When the word "plugin" shows up in a line of the data below, copy that whole line.

(Website and app data records)

• • •

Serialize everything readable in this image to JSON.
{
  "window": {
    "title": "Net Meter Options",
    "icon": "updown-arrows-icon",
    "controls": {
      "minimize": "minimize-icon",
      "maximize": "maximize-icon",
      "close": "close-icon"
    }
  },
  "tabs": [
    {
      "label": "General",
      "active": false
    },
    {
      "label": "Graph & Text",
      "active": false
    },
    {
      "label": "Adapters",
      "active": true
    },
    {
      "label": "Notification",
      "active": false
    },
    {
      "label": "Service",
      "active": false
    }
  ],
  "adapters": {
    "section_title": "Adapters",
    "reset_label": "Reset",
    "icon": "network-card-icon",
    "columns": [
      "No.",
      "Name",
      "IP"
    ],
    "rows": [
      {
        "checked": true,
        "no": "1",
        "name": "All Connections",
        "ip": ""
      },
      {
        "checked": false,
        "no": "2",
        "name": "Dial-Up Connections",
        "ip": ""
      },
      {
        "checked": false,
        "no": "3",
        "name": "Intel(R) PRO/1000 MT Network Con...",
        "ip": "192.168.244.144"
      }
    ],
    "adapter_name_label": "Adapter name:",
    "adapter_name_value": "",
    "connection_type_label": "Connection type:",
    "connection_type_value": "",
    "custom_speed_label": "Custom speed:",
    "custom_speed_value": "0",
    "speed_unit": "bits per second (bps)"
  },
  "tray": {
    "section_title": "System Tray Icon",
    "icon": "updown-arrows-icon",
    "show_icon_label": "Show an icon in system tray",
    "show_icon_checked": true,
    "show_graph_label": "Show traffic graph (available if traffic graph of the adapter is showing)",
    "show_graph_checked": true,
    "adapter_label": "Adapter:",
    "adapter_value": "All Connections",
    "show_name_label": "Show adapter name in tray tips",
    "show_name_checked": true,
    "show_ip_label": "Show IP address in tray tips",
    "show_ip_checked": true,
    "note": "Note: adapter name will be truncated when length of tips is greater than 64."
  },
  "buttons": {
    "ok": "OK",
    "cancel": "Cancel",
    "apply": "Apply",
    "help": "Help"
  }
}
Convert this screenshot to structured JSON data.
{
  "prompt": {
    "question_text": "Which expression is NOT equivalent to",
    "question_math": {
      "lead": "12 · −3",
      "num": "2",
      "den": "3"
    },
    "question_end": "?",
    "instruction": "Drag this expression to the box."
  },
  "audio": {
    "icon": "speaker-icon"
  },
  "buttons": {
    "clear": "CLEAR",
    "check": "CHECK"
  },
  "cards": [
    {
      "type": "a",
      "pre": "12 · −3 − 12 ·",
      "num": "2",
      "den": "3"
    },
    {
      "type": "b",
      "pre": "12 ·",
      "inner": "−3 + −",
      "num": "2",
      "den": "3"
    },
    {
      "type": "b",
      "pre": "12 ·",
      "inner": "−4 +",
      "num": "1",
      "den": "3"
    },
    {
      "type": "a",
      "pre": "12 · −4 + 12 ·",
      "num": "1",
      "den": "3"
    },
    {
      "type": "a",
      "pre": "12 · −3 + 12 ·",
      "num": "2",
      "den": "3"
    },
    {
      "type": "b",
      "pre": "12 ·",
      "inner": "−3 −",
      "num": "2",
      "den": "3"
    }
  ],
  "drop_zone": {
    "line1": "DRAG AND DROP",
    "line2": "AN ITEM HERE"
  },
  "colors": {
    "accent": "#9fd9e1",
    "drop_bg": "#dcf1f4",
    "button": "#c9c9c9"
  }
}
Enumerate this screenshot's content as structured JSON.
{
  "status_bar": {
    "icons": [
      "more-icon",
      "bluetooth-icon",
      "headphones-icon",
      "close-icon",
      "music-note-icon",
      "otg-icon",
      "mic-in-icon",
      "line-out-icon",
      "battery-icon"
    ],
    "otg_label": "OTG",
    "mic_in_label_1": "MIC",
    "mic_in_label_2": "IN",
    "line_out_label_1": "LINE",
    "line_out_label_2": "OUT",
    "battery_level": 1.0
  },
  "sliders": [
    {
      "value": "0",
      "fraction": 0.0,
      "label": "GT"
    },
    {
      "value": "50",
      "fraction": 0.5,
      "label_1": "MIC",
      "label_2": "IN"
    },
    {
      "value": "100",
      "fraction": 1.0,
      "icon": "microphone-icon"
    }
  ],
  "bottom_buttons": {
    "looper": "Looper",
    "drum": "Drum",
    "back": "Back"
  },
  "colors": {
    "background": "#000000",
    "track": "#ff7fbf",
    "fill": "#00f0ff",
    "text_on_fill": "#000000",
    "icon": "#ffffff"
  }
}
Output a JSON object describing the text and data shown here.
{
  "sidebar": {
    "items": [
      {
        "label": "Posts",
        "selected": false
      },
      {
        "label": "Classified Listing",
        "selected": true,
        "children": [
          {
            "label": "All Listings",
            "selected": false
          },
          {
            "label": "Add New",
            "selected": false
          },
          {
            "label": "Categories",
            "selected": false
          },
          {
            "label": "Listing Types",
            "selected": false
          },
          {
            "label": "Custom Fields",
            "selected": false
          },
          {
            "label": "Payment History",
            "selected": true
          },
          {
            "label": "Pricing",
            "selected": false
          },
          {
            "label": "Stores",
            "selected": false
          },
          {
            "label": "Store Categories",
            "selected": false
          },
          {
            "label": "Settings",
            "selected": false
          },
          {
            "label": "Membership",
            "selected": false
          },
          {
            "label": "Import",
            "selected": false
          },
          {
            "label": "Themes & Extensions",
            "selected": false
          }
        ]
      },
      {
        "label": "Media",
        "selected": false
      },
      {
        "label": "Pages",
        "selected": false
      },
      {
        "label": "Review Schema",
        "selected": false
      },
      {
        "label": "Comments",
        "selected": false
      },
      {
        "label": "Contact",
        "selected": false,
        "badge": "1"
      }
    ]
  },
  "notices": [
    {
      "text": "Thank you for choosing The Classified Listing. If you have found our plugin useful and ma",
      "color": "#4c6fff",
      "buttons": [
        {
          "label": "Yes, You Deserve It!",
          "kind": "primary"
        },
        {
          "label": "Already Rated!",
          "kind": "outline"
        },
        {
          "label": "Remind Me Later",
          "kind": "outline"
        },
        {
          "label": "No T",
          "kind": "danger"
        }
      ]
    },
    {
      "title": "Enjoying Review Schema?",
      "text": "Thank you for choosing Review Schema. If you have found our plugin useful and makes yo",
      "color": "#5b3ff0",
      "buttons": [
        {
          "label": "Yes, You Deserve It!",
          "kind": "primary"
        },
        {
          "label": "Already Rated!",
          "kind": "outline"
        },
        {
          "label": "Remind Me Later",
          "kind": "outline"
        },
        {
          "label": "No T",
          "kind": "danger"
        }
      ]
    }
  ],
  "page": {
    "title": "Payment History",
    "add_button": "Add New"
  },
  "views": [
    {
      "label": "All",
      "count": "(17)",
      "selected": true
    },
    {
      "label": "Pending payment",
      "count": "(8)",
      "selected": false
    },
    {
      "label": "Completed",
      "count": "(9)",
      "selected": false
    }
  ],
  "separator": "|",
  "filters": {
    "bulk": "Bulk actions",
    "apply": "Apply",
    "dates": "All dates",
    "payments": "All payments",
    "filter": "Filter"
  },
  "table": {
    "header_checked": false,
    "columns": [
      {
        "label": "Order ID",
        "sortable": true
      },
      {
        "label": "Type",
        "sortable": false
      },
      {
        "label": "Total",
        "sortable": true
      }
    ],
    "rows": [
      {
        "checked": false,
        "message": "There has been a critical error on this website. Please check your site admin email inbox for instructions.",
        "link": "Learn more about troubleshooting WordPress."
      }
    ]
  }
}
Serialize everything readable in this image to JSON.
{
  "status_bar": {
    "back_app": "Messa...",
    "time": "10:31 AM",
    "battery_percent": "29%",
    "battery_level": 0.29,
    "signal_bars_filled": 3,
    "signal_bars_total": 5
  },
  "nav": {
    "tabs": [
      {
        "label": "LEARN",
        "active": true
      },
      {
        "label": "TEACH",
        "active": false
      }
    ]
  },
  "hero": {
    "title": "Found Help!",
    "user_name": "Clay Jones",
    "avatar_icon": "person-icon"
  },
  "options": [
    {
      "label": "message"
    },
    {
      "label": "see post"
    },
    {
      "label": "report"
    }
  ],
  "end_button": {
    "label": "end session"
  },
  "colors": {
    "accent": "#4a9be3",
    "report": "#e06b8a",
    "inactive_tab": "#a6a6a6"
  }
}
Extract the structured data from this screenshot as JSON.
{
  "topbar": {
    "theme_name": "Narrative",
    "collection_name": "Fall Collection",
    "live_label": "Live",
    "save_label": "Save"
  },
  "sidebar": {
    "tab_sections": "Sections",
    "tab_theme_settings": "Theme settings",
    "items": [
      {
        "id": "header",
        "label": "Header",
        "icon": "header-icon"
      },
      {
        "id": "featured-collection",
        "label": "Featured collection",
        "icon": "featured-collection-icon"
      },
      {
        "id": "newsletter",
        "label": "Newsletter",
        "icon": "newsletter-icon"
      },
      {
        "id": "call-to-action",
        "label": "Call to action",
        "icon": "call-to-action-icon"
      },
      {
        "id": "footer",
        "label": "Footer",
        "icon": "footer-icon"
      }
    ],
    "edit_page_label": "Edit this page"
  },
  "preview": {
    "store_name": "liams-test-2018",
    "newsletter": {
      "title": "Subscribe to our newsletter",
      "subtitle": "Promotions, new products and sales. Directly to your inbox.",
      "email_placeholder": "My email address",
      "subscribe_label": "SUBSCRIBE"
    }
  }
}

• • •

__Answer to the exercise__.
      "text": "Thank you for choosing The Classified Listing. If you have found our plugin useful and ma",
      "text": "Thank you for choosing Review Schema. If you have found our plugin useful and makes yo",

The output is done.